**Work item**
Please reproduce the full listing exactly, with nothing added.
--- Extracted entries Enclosed Below ---
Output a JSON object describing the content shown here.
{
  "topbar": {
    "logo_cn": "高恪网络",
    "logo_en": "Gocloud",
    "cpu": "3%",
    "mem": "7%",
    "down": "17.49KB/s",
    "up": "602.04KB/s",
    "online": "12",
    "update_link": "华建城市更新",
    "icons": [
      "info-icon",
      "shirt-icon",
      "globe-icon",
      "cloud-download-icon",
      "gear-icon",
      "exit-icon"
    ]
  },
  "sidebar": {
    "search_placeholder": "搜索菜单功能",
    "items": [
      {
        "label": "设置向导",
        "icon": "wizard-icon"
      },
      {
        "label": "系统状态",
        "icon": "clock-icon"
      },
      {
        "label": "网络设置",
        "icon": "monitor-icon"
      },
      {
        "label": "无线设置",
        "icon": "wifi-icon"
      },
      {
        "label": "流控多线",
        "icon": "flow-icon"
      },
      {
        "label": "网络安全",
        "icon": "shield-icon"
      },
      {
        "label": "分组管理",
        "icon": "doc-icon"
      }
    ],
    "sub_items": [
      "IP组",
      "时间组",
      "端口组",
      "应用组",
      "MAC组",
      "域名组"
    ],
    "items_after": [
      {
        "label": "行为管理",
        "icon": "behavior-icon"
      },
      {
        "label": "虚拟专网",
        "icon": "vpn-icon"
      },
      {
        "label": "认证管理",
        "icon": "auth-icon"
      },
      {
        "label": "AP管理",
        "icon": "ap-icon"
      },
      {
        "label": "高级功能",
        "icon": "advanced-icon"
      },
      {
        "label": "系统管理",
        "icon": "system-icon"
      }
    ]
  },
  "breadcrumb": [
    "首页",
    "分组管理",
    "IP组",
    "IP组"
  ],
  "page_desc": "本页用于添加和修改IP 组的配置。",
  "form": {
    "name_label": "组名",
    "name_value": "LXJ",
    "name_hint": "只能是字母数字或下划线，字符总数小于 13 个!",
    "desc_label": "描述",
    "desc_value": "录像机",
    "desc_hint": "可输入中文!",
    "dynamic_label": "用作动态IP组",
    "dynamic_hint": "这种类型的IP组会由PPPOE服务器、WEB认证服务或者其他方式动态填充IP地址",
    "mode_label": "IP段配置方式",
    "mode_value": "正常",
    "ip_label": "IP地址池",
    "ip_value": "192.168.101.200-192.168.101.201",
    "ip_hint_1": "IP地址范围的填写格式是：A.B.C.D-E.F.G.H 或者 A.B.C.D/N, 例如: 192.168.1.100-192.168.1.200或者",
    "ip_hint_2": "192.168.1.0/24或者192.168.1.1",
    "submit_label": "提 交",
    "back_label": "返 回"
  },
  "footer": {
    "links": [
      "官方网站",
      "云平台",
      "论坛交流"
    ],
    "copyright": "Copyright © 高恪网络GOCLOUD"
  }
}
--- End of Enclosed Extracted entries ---
**Your solution**
Output a JSON object describing the content shown here.
{
  "topbar": {
    "logo_cn": "高恪网络",
    "logo_en": "Gocloud",
    "cpu": "3%",
    "mem": "7%",
    "down": "17.49KB/s",
    "up": "602.04KB/s",
    "online": "12",
    "update_link": "华建城市更新",
    "icons": [
      "info-icon",
      "shirt-icon",
      "globe-icon",
      "cloud-download-icon",
      "gear-icon",
      "exit-icon"
    ]
  },
  "sidebar": {
    "search_placeholder": "搜索菜单功能",
    "items": [
      {
        "label": "设置向导",
        "icon": "wizard-icon"
      },
      {
        "label": "系统状态",
        "icon": "clock-icon"
      },
      {
        "label": "网络设置",
        "icon": "monitor-icon"
      },
      {
        "label": "无线设置",
        "icon": "wifi-icon"
      },
      {
        "label": "流控多线",
        "icon": "flow-icon"
      },
      {
        "label": "网络安全",
        "icon": "shield-icon"
      },
      {
        "label": "分组管理",
        "icon": "doc-icon"
      }
    ],
    "sub_items": [
      "IP组",
      "时间组",
      "端口组",
      "应用组",
      "MAC组",
      "域名组"
    ],
    "items_after": [
      {
        "label": "行为管理",
        "icon": "behavior-icon"
      },
      {
        "label": "虚拟专网",
        "icon": "vpn-icon"
      },
      {
        "label": "认证管理",
        "icon": "auth-icon"
      },
      {
        "label": "AP管理",
        "icon": "ap-icon"
      },
      {
        "label": "高级功能",
        "icon": "advanced-icon"
      },
      {
        "label": "系统管理",
        "icon": "system-icon"
      }
    ]
  },
  "breadcrumb": [
    "首页",
    "分组管理",
    "IP组",
    "IP组"
  ],
  "page_desc": "本页用于添加和修改IP 组的配置。",
  "form": {
    "name_label": "组名",
    "name_value": "LXJ",
    "name_hint": "只能是字母数字或下划线，字符总数小于 13 个!",
    "desc_label": "描述",
    "desc_value": "录像机",
    "desc_hint": "可输入中文!",
    "dynamic_label": "用作动态IP组",
    "dynamic_hint": "这种类型的IP组会由PPPOE服务器、WEB认证服务或者其他方式动态填充IP地址",
    "mode_label": "IP段配置方式",
    "mode_value": "正常",
    "ip_label": "IP地址池",
    "ip_value": "192.168.101.200-192.168.101.201",
    "ip_hint_1": "IP地址范围的填写格式是：A.B.C.D-E.F.G.H 或者 A.B.C.D/N, 例如: 192.168.1.100-192.168.1.200或者",
    "ip_hint_2": "192.168.1.0/24或者192.168.1.1",
    "submit_label": "提 交",
    "back_label": "返 回"
  },
  "footer": {
    "links": [
      "官方网站",
      "云平台",
      "论坛交流"
    ],
    "copyright": "Copyright © 高恪网络GOCLOUD"
  }
}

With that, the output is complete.